Problem requirements: Beginning with the first entry, set down each one exactly as shown.

(Source data)
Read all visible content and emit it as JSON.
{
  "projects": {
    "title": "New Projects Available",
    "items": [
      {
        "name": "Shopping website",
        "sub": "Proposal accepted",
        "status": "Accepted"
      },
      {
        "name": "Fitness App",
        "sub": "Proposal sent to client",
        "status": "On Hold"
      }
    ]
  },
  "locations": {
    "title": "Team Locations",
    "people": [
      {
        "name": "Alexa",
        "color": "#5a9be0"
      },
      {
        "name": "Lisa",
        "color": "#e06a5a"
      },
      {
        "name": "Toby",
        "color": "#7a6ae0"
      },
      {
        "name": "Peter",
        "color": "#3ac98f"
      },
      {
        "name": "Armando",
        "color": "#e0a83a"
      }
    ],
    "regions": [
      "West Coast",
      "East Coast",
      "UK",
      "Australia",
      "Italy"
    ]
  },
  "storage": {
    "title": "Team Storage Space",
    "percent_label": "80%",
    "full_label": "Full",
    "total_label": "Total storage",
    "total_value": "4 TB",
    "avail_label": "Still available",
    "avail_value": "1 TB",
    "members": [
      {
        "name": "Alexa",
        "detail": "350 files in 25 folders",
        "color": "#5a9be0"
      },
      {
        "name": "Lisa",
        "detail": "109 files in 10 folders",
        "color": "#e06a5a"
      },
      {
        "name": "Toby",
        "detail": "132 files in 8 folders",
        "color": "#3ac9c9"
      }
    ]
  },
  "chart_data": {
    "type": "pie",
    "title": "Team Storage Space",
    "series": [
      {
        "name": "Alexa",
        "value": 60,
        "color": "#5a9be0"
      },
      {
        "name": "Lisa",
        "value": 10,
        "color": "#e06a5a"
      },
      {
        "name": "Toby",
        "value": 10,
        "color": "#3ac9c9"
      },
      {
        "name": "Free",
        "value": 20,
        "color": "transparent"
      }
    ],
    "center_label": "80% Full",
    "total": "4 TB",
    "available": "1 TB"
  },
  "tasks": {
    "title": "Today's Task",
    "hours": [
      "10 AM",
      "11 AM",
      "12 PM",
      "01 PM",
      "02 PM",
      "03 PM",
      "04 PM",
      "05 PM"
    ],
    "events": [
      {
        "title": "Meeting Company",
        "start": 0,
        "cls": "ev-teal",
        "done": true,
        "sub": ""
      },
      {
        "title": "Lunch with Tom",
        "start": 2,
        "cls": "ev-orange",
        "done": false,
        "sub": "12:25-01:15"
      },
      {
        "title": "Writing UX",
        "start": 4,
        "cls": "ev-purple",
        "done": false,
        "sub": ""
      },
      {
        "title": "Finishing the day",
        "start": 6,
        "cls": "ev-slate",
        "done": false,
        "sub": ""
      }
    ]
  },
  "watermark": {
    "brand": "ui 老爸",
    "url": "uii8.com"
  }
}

Result of the task:
Read all visible content and emit it as JSON.
{
  "projects": {
    "title": "New Projects Available",
    "items": [
      {
        "name": "Shopping website",
        "sub": "Proposal accepted",
        "status": "Accepted"
      },
      {
        "name": "Fitness App",
        "sub": "Proposal sent to client",
        "status": "On Hold"
      }
    ]
  },
  "locations": {
    "title": "Team Locations",
    "people": [
      {
        "name": "Alexa",
        "color": "#5a9be0"
      },
      {
        "name": "Lisa",
        "color": "#e06a5a"
      },
      {
        "name": "Toby",
        "color": "#7a6ae0"
      },
      {
        "name": "Peter",
        "color": "#3ac98f"
      },
      {
        "name": "Armando",
        "color": "#e0a83a"
      }
    ],
    "regions": [
      "West Coast",
      "East Coast",
      "UK",
      "Australia",
      "Italy"
    ]
  },
  "storage": {
    "title": "Team Storage Space",
    "percent_label": "80%",
    "full_label": "Full",
    "total_label": "Total storage",
    "total_value": "4 TB",
    "avail_label": "Still available",
    "avail_value": "1 TB",
    "members": [
      {
        "name": "Alexa",
        "detail": "350 files in 25 folders",
        "color": "#5a9be0"
      },
      {
        "name": "Lisa",
        "detail": "109 files in 10 folders",
        "color": "#e06a5a"
      },
      {
        "name": "Toby",
        "detail": "132 files in 8 folders",
        "color": "#3ac9c9"
      }
    ]
  },
  "chart_data": {
    "type": "pie",
    "title": "Team Storage Space",
    "series": [
      {
        "name": "Alexa",
        "value": 60,
        "color": "#5a9be0"
      },
      {
        "name": "Lisa",
        "value": 10,
        "color": "#e06a5a"
      },
      {
        "name": "Toby",
        "value": 10,
        "color": "#3ac9c9"
      },
      {
        "name": "Free",
        "value": 20,
        "color": "transparent"
      }
    ],
    "center_label": "80% Full",
    "total": "4 TB",
    "available": "1 TB"
  },
  "tasks": {
    "title": "Today's Task",
    "hours": [
      "10 AM",
      "11 AM",
      "12 PM",
      "01 PM",
      "02 PM",
      "03 PM",
      "04 PM",
      "05 PM"
    ],
    "events": [
      {
        "title": "Meeting Company",
        "start": 0,
        "cls": "ev-teal",
        "done": true,
        "sub": ""
      },
      {
        "title": "Lunch with Tom",
        "start": 2,
        "cls": "ev-orange",
        "done": false,
        "sub": "12:25-01:15"
      },
      {
        "title": "Writing UX",
        "start": 4,
        "cls": "ev-purple",
        "done": false,
        "sub": ""
      },
      {
        "title": "Finishing the day",
        "start": 6,
        "cls": "ev-slate",
        "done": false,
        "sub": ""
      }
    ]
  },
  "watermark": {
    "brand": "ui 老爸",
    "url": "uii8.com"
  }
}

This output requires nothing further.